Now that the hype around Hill Street Tai Hwa Pork Noodle has ballooned to 2 hour queues (no thanks to Mr Michelin), it’s a good time to point out that the Hill Street/Crawford Lane stall is not the only Tai Hwa Pork Noodle Stall. No. After all, Tai Hwa Pork Noodle was founded by the late Mr Tang Joon Teo who had three sons. The Tai Hwa stall at Crawford Lane (aka Michelin award winner) is currently operated by the second son.
What about the other sons / brothers who learnt the trade as well?
Well, they set up their own stalls under the Tai Hwa name as well. Tai Wah Pork Noodle at Hong Lim food centre is currently run by the son of the youngest son of the late Mr Tang. For those interested, this article by Asiaone gives an concise blurb of the origins of Tai Hwa Pork Noodle.
A few weeks ago, I went down to Tai Hwa at Crawford Lane for my BCM fix and bemoaned on FB the long queue, and especially the fact that the person standing in front of me happened to order 20 bowls (apparently her office boss had sent her down to order for the entire department) which ended up with me waiting 30 minutes just for that one order to be done.
My teochew relatives (most of whom are BCM lovers as well) immediately responded that I should have just gone to the Hong Lim Centre stall – less queue and still taste as good. Yes, we have divided opinions over which stall actually tastes better. For me, I’ve always staunchly said that Tai Hwa at Crawford Lane remains my go-to stall for the sheer reason of their home made vinegar.
Today I wanted my BCM fix but I could not bear the 2 hour wait (I have to study man!). Hence, I told M the night before that I wanted to go to the Hong Lim stall for BCM. We agreed to leave the house at 10.30am so that we would get there at 11am, early lunch and hopefully no queue.
Guess what. When we got there, there was a queue. It was about a 30 minute wait till I finally returned with two bowls of bak chor mee. Ok lah, 30 minutes – I can deal with that.

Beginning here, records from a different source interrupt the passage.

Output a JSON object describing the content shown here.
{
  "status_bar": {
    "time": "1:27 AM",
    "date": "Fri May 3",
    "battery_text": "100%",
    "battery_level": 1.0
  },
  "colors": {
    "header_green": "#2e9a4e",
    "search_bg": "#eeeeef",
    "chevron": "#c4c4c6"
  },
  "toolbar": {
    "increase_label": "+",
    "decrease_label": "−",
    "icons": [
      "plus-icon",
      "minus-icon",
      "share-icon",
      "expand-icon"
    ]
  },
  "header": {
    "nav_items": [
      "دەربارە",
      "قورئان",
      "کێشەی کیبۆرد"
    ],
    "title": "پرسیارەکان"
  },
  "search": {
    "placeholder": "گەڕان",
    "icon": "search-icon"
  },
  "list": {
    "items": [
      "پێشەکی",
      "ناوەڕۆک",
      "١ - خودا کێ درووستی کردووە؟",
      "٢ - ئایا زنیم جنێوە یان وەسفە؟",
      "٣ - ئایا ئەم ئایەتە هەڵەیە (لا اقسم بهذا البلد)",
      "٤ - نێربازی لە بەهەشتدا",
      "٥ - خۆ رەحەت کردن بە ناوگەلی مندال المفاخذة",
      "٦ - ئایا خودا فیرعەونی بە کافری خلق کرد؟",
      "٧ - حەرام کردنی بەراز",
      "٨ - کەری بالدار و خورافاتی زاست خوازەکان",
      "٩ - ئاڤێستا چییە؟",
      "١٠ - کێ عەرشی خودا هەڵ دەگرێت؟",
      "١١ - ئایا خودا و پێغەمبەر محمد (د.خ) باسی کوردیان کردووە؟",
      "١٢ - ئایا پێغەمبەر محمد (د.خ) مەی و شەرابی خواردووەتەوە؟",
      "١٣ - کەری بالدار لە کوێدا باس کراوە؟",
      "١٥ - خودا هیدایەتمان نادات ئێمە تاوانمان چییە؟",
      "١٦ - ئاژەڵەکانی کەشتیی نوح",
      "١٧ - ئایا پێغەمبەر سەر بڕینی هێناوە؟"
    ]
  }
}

A few things I noticed while queuing – Unlike Tai Hwa at Crawford Lane where there is more manpower for division of labour (one person would cook noodles, one would cook the other ingredients, one would take orders and another one for food prep), the cooking was all done by the young Mr Tang himself. There was just one other helper who were assisting with food prep and taking orders.
I noticed with some amusement too that their system of ordering and organizing the bowls looked rather similar to the one employed at Tai Hwa at Crawford Lane.
Prices are also similar. Prices start from $5 and go up to $8 for a bowl of BCM. We got the $5 bowls.
The noodles were cooked well and well mixed with the chili and vinegar. The difference here is that while the vinegary taste is present, it is not as strong and is different from the vinegar used at Tai Hwa at Crawford Lane. It really is the smallest difference, and only because I love the vinegary taste that it was quite evident to me.
The only complaint we had was that the teochew dumplings had this starchy bite to them. Other than that, this was a really good bowl of bak chor mee. No surprise that the stall enjoys a healthy lunch queue and has won its fair share of accolades.
Add: 531A, Upper Cross Street, #02-16, Hong Lim Food Centre & Market